The future is just evolving
♫ Raise your hand in the air
If you believe the future had come now♫
Music, Lyrics and recorded by: Ty Bello.
“The future has already arrived. It’s just not evenly distributed yet” said the author William Gibson. Indeed when reading the recent blog post by the legal futurist Roger Smith “Law, Technology and Access to Justice” reflecting on the Dutch experiment with Rechtwizer 2.0 (the online divorce and separation service), one is reminded that rarely does the future appear as originally envisioned.
Rechtwizer was a game changer. It sought to help divorcing couples by providing initially “static” information on how to divorce and then in version 2.0, Online Dispute Resolution services. It did help hundreds of couples achieve a divorce. But Maurits Barendrecht of the Hague Institute for the Internationalization of Law stated that version 2.0 didn’t obtain more than 1% of the users going through the system.
Roger Smith’s post reflects on any number of possible reasons:
- Citizens do not want online supported resolution services;
- Institutional funders – legal aid boards, ministries, courts and law firms – are not ready for online supported dispute resolution services;
- The market can resolve the access to justice problem, so government is not needed and we, the Hague Institute for the Internationalisation of Law, failed to deliver.
It is important to reflect on each of these and realize that rarely does the future arrive as initially envisioned. Contrast a Tesla with a Model T as an example. The Tesla is a result of decades of development and thought and the exploration of several ideas, some of which worked and some which have gone by the wayside. Rechtweizer did take a different path from BC’s Civil Resolution Tribunal (“CRT”) and the Online Court proposed for the UK. Indeed, Roger Smith has advised that not a penny be spent on further ODR developments until the lessons can be learned from “the new global leader” – BC’s Civil Resolution Tribunal. The eyes of the world are indeed on us at the moment.
I would have to say we can adopt one lesson that Professor Smith noted in his blog – “The move to 2.0 [Editor: the adoption of ODR] was significant. It brought the fledgling programme into opposition with lawyers instead of, as did 1.0, potentially of helping them.”
This concurs with what I have been advocating from the beginning: that the CRT should seek to bring lawyers into the system instead of excluding them in s. 20. It divides the public into two groups – those who can use the system and those who could be using it but are prevented from doing so. It is lawyers who can feed the CRT many cases and assist its development.

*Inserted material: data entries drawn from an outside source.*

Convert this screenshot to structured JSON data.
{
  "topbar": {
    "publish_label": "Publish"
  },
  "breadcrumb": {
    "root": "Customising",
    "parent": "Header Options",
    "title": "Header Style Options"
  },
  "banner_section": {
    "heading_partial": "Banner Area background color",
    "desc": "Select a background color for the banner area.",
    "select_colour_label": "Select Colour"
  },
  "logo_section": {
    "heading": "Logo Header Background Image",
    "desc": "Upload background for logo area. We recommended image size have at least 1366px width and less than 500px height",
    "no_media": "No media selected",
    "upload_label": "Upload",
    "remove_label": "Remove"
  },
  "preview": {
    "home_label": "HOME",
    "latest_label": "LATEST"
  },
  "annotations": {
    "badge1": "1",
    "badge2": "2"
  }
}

I think, and have always thought, that lawyers can help the system grow and become more effective at resolving disputes. I think lawyers can play a part in making the future appear by using the CRT to great effectiveness on behalf of their clients.
What lessons does Professor Smith draw? “Well, the Rechtwijzer team should not be too dispirited. They have set a standard which stands as one which others have to meet. The digital naysayers should not use the Rechtwijzer as an alleged example that proves either online advice or online resolution do not work.”

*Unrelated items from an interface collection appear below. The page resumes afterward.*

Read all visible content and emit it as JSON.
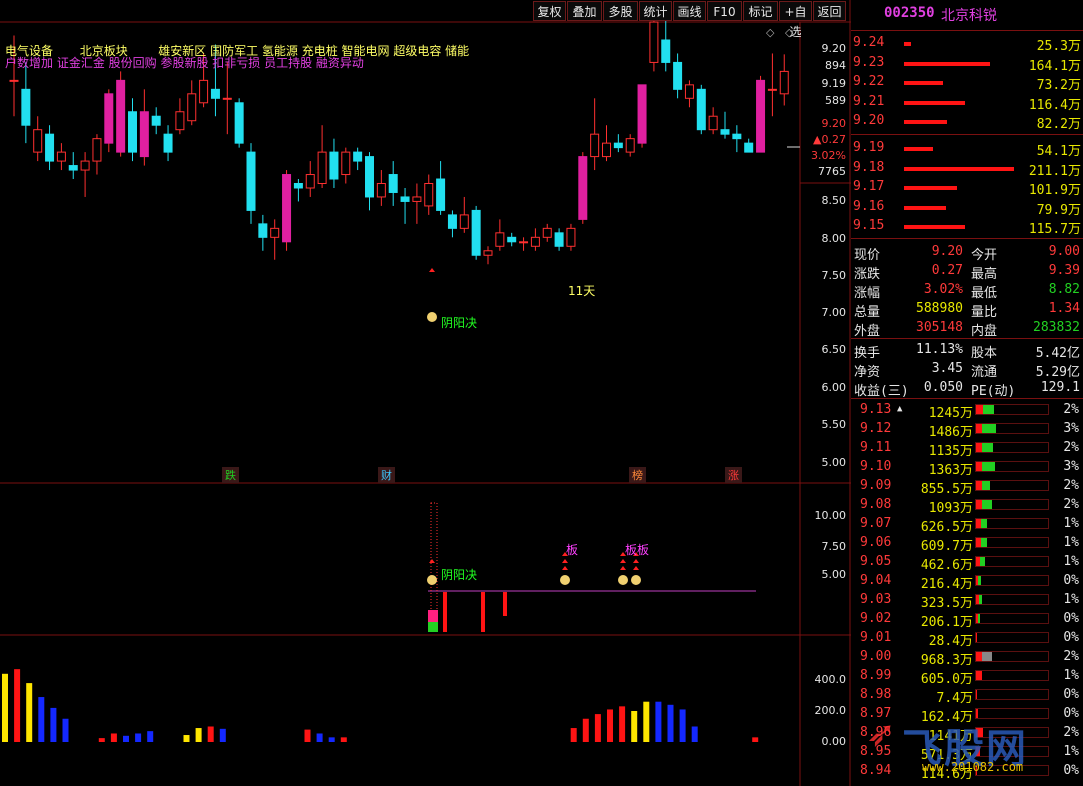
{
  "toolbar": {
    "buttons": [
      "复权",
      "叠加",
      "多股",
      "统计",
      "画线",
      "F10",
      "标记",
      "+自选",
      "返回"
    ]
  },
  "header": {
    "line1": "电气设备",
    "line1b": "北京板块",
    "line1c": "雄安新区 国防军工 氢能源 充电桩 智能电网 超级电容 储能",
    "line2": "户数增加 证金汇金 股份回购 参股新股 扣非亏损 员工持股 融资异动"
  },
  "price_axis": {
    "labels": [
      {
        "t": "9.20",
        "c": "#e6e6e6"
      },
      {
        "t": "894",
        "c": "#e6e6e6"
      },
      {
        "t": "9.19",
        "c": "#e6e6e6"
      },
      {
        "t": "589",
        "c": "#e6e6e6"
      },
      {
        "t": "9.20",
        "c": "#ff3a3a"
      },
      {
        "t": "▲0.27",
        "c": "#ff3a3a"
      },
      {
        "t": "3.02%",
        "c": "#ff3a3a"
      },
      {
        "t": "7765",
        "c": "#e6e6e6"
      },
      {
        "t": "8.50",
        "c": "#e6e6e6"
      },
      {
        "t": "8.00",
        "c": "#e6e6e6"
      },
      {
        "t": "7.50",
        "c": "#e6e6e6"
      },
      {
        "t": "7.00",
        "c": "#e6e6e6"
      },
      {
        "t": "6.50",
        "c": "#e6e6e6"
      },
      {
        "t": "6.00",
        "c": "#e6e6e6"
      },
      {
        "t": "5.50",
        "c": "#e6e6e6"
      },
      {
        "t": "5.00",
        "c": "#e6e6e6"
      }
    ],
    "mid_labels": [
      "10.00",
      "7.50",
      "5.00"
    ],
    "vol_labels": [
      "400.0",
      "200.0",
      "0.00"
    ]
  },
  "annotations": {
    "days": "11天",
    "yyj": "阴阳决",
    "yyj2": "阴阳决",
    "ban1": "板",
    "ban2": "板板",
    "markers": [
      {
        "t": "跌",
        "c": "#22d022"
      },
      {
        "t": "财",
        "c": "#3cc8ff"
      },
      {
        "t": "榜",
        "c": "#ff8a3a"
      },
      {
        "t": "涨",
        "c": "#ff3a3a"
      }
    ]
  },
  "stock": {
    "code": "002350",
    "name": "北京科锐"
  },
  "order_book": {
    "asks": [
      {
        "p": "9.24",
        "v": "25.3万",
        "w": 0.06
      },
      {
        "p": "9.23",
        "v": "164.1万",
        "w": 0.78
      },
      {
        "p": "9.22",
        "v": "73.2万",
        "w": 0.35
      },
      {
        "p": "9.21",
        "v": "116.4万",
        "w": 0.55
      },
      {
        "p": "9.20",
        "v": "82.2万",
        "w": 0.39
      }
    ],
    "bids": [
      {
        "p": "9.19",
        "v": "54.1万",
        "w": 0.26
      },
      {
        "p": "9.18",
        "v": "211.1万",
        "w": 1.0
      },
      {
        "p": "9.17",
        "v": "101.9万",
        "w": 0.48
      },
      {
        "p": "9.16",
        "v": "79.9万",
        "w": 0.38
      },
      {
        "p": "9.15",
        "v": "115.7万",
        "w": 0.55
      }
    ]
  },
  "stats": [
    [
      {
        "k": "现价",
        "v": "9.20",
        "vc": "red"
      },
      {
        "k": "今开",
        "v": "9.00",
        "vc": "red"
      }
    ],
    [
      {
        "k": "涨跌",
        "v": "0.27",
        "vc": "red"
      },
      {
        "k": "最高",
        "v": "9.39",
        "vc": "red"
      }
    ],
    [
      {
        "k": "涨幅",
        "v": "3.02%",
        "vc": "red"
      },
      {
        "k": "最低",
        "v": "8.82",
        "vc": "grn"
      }
    ],
    [
      {
        "k": "总量",
        "v": "588980",
        "vc": "yel"
      },
      {
        "k": "量比",
        "v": "1.34",
        "vc": "red"
      }
    ],
    [
      {
        "k": "外盘",
        "v": "305148",
        "vc": "red"
      },
      {
        "k": "内盘",
        "v": "283832",
        "vc": "grn"
      }
    ]
  ],
  "stats2": [
    [
      {
        "k": "换手",
        "v": "11.13%"
      },
      {
        "k": "股本",
        "v": "5.42亿"
      }
    ],
    [
      {
        "k": "净资",
        "v": "3.45"
      },
      {
        "k": "流通",
        "v": "5.29亿"
      }
    ],
    [
      {
        "k": "收益(三)",
        "v": "0.050"
      },
      {
        "k": "PE(动)",
        "v": "129.1"
      }
    ]
  ],
  "price_dist": [
    {
      "p": "9.13",
      "v": "1245万",
      "pct": "2%",
      "r": 0.35,
      "g": 0.4,
      "mark": true
    },
    {
      "p": "9.12",
      "v": "1486万",
      "pct": "3%",
      "r": 0.3,
      "g": 0.5
    },
    {
      "p": "9.11",
      "v": "1135万",
      "pct": "2%",
      "r": 0.3,
      "g": 0.38
    },
    {
      "p": "9.10",
      "v": "1363万",
      "pct": "3%",
      "r": 0.3,
      "g": 0.48
    },
    {
      "p": "9.09",
      "v": "855.5万",
      "pct": "2%",
      "r": 0.3,
      "g": 0.3
    },
    {
      "p": "9.08",
      "v": "1093万",
      "pct": "2%",
      "r": 0.3,
      "g": 0.36
    },
    {
      "p": "9.07",
      "v": "626.5万",
      "pct": "1%",
      "r": 0.25,
      "g": 0.2
    },
    {
      "p": "9.06",
      "v": "609.7万",
      "pct": "1%",
      "r": 0.25,
      "g": 0.2
    },
    {
      "p": "9.05",
      "v": "462.6万",
      "pct": "1%",
      "r": 0.22,
      "g": 0.15
    },
    {
      "p": "9.04",
      "v": "216.4万",
      "pct": "0%",
      "r": 0.12,
      "g": 0.08
    },
    {
      "p": "9.03",
      "v": "323.5万",
      "pct": "1%",
      "r": 0.15,
      "g": 0.1
    },
    {
      "p": "9.02",
      "v": "206.1万",
      "pct": "0%",
      "r": 0.12,
      "g": 0.05
    },
    {
      "p": "9.01",
      "v": "28.4万",
      "pct": "0%",
      "r": 0.03,
      "g": 0
    },
    {
      "p": "9.00",
      "v": "968.3万",
      "pct": "2%",
      "r": 0.3,
      "g": 0,
      "grey": 0.35
    },
    {
      "p": "8.99",
      "v": "605.0万",
      "pct": "1%",
      "r": 0.3,
      "g": 0
    },
    {
      "p": "8.98",
      "v": "7.4万",
      "pct": "0%",
      "r": 0.02,
      "g": 0
    },
    {
      "p": "8.97",
      "v": "162.4万",
      "pct": "0%",
      "r": 0.08,
      "g": 0
    },
    {
      "p": "8.96",
      "v": "1141万",
      "pct": "2%",
      "r": 0.35,
      "g": 0
    },
    {
      "p": "8.95",
      "v": "571.3万",
      "pct": "1%",
      "r": 0.2,
      "g": 0
    },
    {
      "p": "8.94",
      "v": "114.6万",
      "pct": "0%",
      "r": 0.06,
      "g": 0
    }
  ],
  "watermark": {
    "text": "飞股网",
    "url": "www.201082.com"
  },
  "chart_data": {
    "type": "candlestick",
    "ylim": [
      4.7,
      9.55
    ],
    "candles": [
      {
        "o": 9.1,
        "c": 9.1,
        "h": 9.6,
        "l": 8.7
      },
      {
        "o": 9.0,
        "c": 8.6,
        "h": 9.3,
        "l": 8.4
      },
      {
        "o": 8.3,
        "c": 8.55,
        "h": 8.7,
        "l": 8.2
      },
      {
        "o": 8.5,
        "c": 8.2,
        "h": 8.6,
        "l": 8.1
      },
      {
        "o": 8.2,
        "c": 8.3,
        "h": 8.4,
        "l": 8.1
      },
      {
        "o": 8.15,
        "c": 8.1,
        "h": 8.3,
        "l": 8.0
      },
      {
        "o": 8.1,
        "c": 8.2,
        "h": 8.3,
        "l": 7.8
      },
      {
        "o": 8.2,
        "c": 8.45,
        "h": 8.5,
        "l": 8.05
      },
      {
        "o": 8.4,
        "c": 8.95,
        "h": 9.0,
        "l": 8.3
      },
      {
        "o": 8.3,
        "c": 9.1,
        "h": 9.2,
        "l": 8.25
      },
      {
        "o": 8.75,
        "c": 8.3,
        "h": 8.9,
        "l": 8.2
      },
      {
        "o": 8.25,
        "c": 8.75,
        "h": 9.0,
        "l": 8.15
      },
      {
        "o": 8.7,
        "c": 8.6,
        "h": 8.8,
        "l": 8.5
      },
      {
        "o": 8.5,
        "c": 8.3,
        "h": 8.6,
        "l": 8.2
      },
      {
        "o": 8.55,
        "c": 8.75,
        "h": 8.9,
        "l": 8.5
      },
      {
        "o": 8.65,
        "c": 8.95,
        "h": 9.1,
        "l": 8.6
      },
      {
        "o": 8.85,
        "c": 9.1,
        "h": 9.4,
        "l": 8.8
      },
      {
        "o": 9.0,
        "c": 8.9,
        "h": 9.5,
        "l": 8.7
      },
      {
        "o": 8.9,
        "c": 8.9,
        "h": 9.3,
        "l": 8.5
      },
      {
        "o": 8.85,
        "c": 8.4,
        "h": 8.9,
        "l": 8.35
      },
      {
        "o": 8.3,
        "c": 7.65,
        "h": 8.4,
        "l": 7.5
      },
      {
        "o": 7.5,
        "c": 7.35,
        "h": 7.6,
        "l": 7.2
      },
      {
        "o": 7.35,
        "c": 7.45,
        "h": 7.55,
        "l": 7.1
      },
      {
        "o": 7.3,
        "c": 8.05,
        "h": 8.1,
        "l": 7.2
      },
      {
        "o": 7.95,
        "c": 7.9,
        "h": 8.0,
        "l": 7.75
      },
      {
        "o": 7.9,
        "c": 8.05,
        "h": 8.2,
        "l": 7.8
      },
      {
        "o": 7.95,
        "c": 8.3,
        "h": 8.6,
        "l": 7.9
      },
      {
        "o": 8.3,
        "c": 8.0,
        "h": 8.45,
        "l": 7.9
      },
      {
        "o": 8.05,
        "c": 8.3,
        "h": 8.35,
        "l": 7.95
      },
      {
        "o": 8.3,
        "c": 8.2,
        "h": 8.35,
        "l": 8.1
      },
      {
        "o": 8.25,
        "c": 7.8,
        "h": 8.3,
        "l": 7.65
      },
      {
        "o": 7.8,
        "c": 7.95,
        "h": 8.1,
        "l": 7.7
      },
      {
        "o": 8.05,
        "c": 7.85,
        "h": 8.2,
        "l": 7.7
      },
      {
        "o": 7.8,
        "c": 7.75,
        "h": 7.9,
        "l": 7.5
      },
      {
        "o": 7.75,
        "c": 7.8,
        "h": 7.95,
        "l": 7.5
      },
      {
        "o": 7.7,
        "c": 7.95,
        "h": 8.05,
        "l": 7.6
      },
      {
        "o": 8.0,
        "c": 7.65,
        "h": 8.2,
        "l": 7.6
      },
      {
        "o": 7.6,
        "c": 7.45,
        "h": 7.65,
        "l": 7.35
      },
      {
        "o": 7.45,
        "c": 7.6,
        "h": 7.8,
        "l": 7.4
      },
      {
        "o": 7.65,
        "c": 7.15,
        "h": 7.7,
        "l": 7.1
      },
      {
        "o": 7.15,
        "c": 7.2,
        "h": 7.25,
        "l": 7.05
      },
      {
        "o": 7.25,
        "c": 7.4,
        "h": 7.55,
        "l": 7.2
      },
      {
        "o": 7.35,
        "c": 7.3,
        "h": 7.4,
        "l": 7.25
      },
      {
        "o": 7.3,
        "c": 7.3,
        "h": 7.35,
        "l": 7.2
      },
      {
        "o": 7.25,
        "c": 7.35,
        "h": 7.45,
        "l": 7.2
      },
      {
        "o": 7.35,
        "c": 7.45,
        "h": 7.5,
        "l": 7.3
      },
      {
        "o": 7.4,
        "c": 7.25,
        "h": 7.45,
        "l": 7.2
      },
      {
        "o": 7.25,
        "c": 7.45,
        "h": 7.5,
        "l": 7.2
      },
      {
        "o": 7.55,
        "c": 8.25,
        "h": 8.3,
        "l": 7.5
      },
      {
        "o": 8.25,
        "c": 8.5,
        "h": 8.9,
        "l": 8.1
      },
      {
        "o": 8.25,
        "c": 8.4,
        "h": 8.6,
        "l": 8.2
      },
      {
        "o": 8.4,
        "c": 8.35,
        "h": 8.5,
        "l": 8.3
      },
      {
        "o": 8.3,
        "c": 8.45,
        "h": 8.5,
        "l": 8.25
      },
      {
        "o": 8.4,
        "c": 9.05,
        "h": 9.05,
        "l": 8.35
      },
      {
        "o": 9.3,
        "c": 9.75,
        "h": 9.8,
        "l": 9.2
      },
      {
        "o": 9.55,
        "c": 9.3,
        "h": 9.9,
        "l": 9.2
      },
      {
        "o": 9.3,
        "c": 9.0,
        "h": 9.4,
        "l": 8.9
      },
      {
        "o": 8.9,
        "c": 9.05,
        "h": 9.1,
        "l": 8.8
      },
      {
        "o": 9.0,
        "c": 8.55,
        "h": 9.05,
        "l": 8.5
      },
      {
        "o": 8.55,
        "c": 8.7,
        "h": 8.8,
        "l": 8.5
      },
      {
        "o": 8.55,
        "c": 8.5,
        "h": 8.75,
        "l": 8.45
      },
      {
        "o": 8.5,
        "c": 8.45,
        "h": 8.6,
        "l": 8.3
      },
      {
        "o": 8.4,
        "c": 8.3,
        "h": 8.45,
        "l": 8.3
      },
      {
        "o": 8.3,
        "c": 9.1,
        "h": 9.15,
        "l": 8.3
      },
      {
        "o": 9.0,
        "c": 9.0,
        "h": 9.4,
        "l": 8.7
      },
      {
        "o": 8.95,
        "c": 9.2,
        "h": 9.39,
        "l": 8.82
      }
    ],
    "volume": [
      {
        "v": 440,
        "c": "#ffe600"
      },
      {
        "v": 470,
        "c": "#ff1414"
      },
      {
        "v": 380,
        "c": "#ffe600"
      },
      {
        "v": 290,
        "c": "#1428ff"
      },
      {
        "v": 220,
        "c": "#1428ff"
      },
      {
        "v": 150,
        "c": "#1428ff"
      },
      {
        "v": 0,
        "c": "#000"
      },
      {
        "v": 0,
        "c": "#000"
      },
      {
        "v": 25,
        "c": "#ff1414"
      },
      {
        "v": 55,
        "c": "#ff1414"
      },
      {
        "v": 40,
        "c": "#1428ff"
      },
      {
        "v": 55,
        "c": "#1428ff"
      },
      {
        "v": 70,
        "c": "#1428ff"
      },
      {
        "v": 0,
        "c": "#000"
      },
      {
        "v": 0,
        "c": "#000"
      },
      {
        "v": 45,
        "c": "#ffe600"
      },
      {
        "v": 90,
        "c": "#ffe600"
      },
      {
        "v": 100,
        "c": "#ff1414"
      },
      {
        "v": 85,
        "c": "#1428ff"
      },
      {
        "v": 0,
        "c": "#000"
      },
      {
        "v": 0,
        "c": "#000"
      },
      {
        "v": 0,
        "c": "#000"
      },
      {
        "v": 0,
        "c": "#000"
      },
      {
        "v": 0,
        "c": "#000"
      },
      {
        "v": 0,
        "c": "#000"
      },
      {
        "v": 80,
        "c": "#ff1414"
      },
      {
        "v": 55,
        "c": "#1428ff"
      },
      {
        "v": 30,
        "c": "#1428ff"
      },
      {
        "v": 30,
        "c": "#ff1414"
      },
      {
        "v": 0,
        "c": "#000"
      },
      {
        "v": 0,
        "c": "#000"
      },
      {
        "v": 0,
        "c": "#000"
      },
      {
        "v": 0,
        "c": "#000"
      },
      {
        "v": 0,
        "c": "#000"
      },
      {
        "v": 0,
        "c": "#000"
      },
      {
        "v": 0,
        "c": "#000"
      },
      {
        "v": 0,
        "c": "#000"
      },
      {
        "v": 0,
        "c": "#000"
      },
      {
        "v": 0,
        "c": "#000"
      },
      {
        "v": 0,
        "c": "#000"
      },
      {
        "v": 0,
        "c": "#000"
      },
      {
        "v": 0,
        "c": "#000"
      },
      {
        "v": 0,
        "c": "#000"
      },
      {
        "v": 0,
        "c": "#000"
      },
      {
        "v": 0,
        "c": "#000"
      },
      {
        "v": 0,
        "c": "#000"
      },
      {
        "v": 0,
        "c": "#000"
      },
      {
        "v": 90,
        "c": "#ff1414"
      },
      {
        "v": 150,
        "c": "#ff1414"
      },
      {
        "v": 180,
        "c": "#ff1414"
      },
      {
        "v": 210,
        "c": "#ff1414"
      },
      {
        "v": 230,
        "c": "#ff1414"
      },
      {
        "v": 200,
        "c": "#ffe600"
      },
      {
        "v": 260,
        "c": "#ffe600"
      },
      {
        "v": 260,
        "c": "#1428ff"
      },
      {
        "v": 240,
        "c": "#1428ff"
      },
      {
        "v": 210,
        "c": "#1428ff"
      },
      {
        "v": 100,
        "c": "#1428ff"
      },
      {
        "v": 0,
        "c": "#000"
      },
      {
        "v": 0,
        "c": "#000"
      },
      {
        "v": 0,
        "c": "#000"
      },
      {
        "v": 0,
        "c": "#000"
      },
      {
        "v": 30,
        "c": "#ff1414"
      }
    ]
  }
}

I don’t believe the future has come just yet – it just needs more time to become evenly distributed.
The views expressed herein are strictly those of David Bilinsky and do not reflect the opinions of the Law Society of British Columbia, CBABC, or their respective members.

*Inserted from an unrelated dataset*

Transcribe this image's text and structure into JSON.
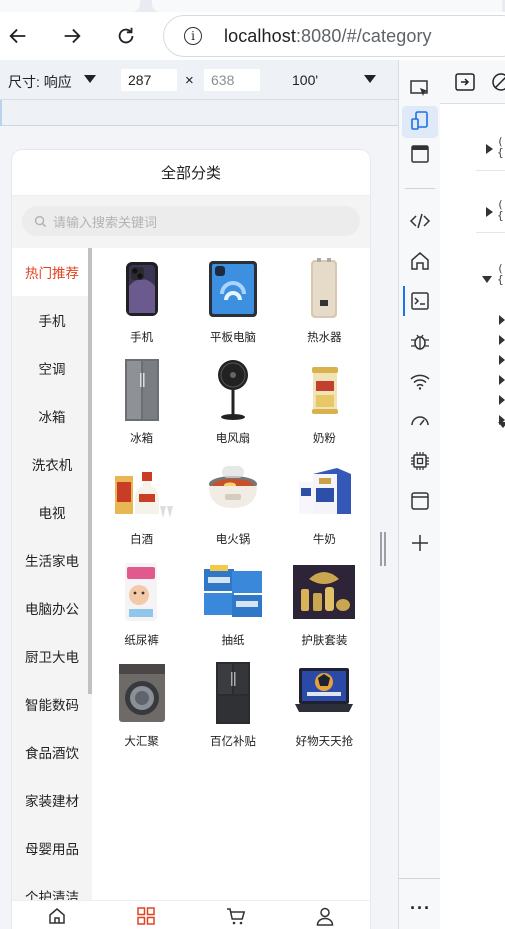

David J. Bilinsky is the Practice Management Advisor for the Law Society of British Columbia.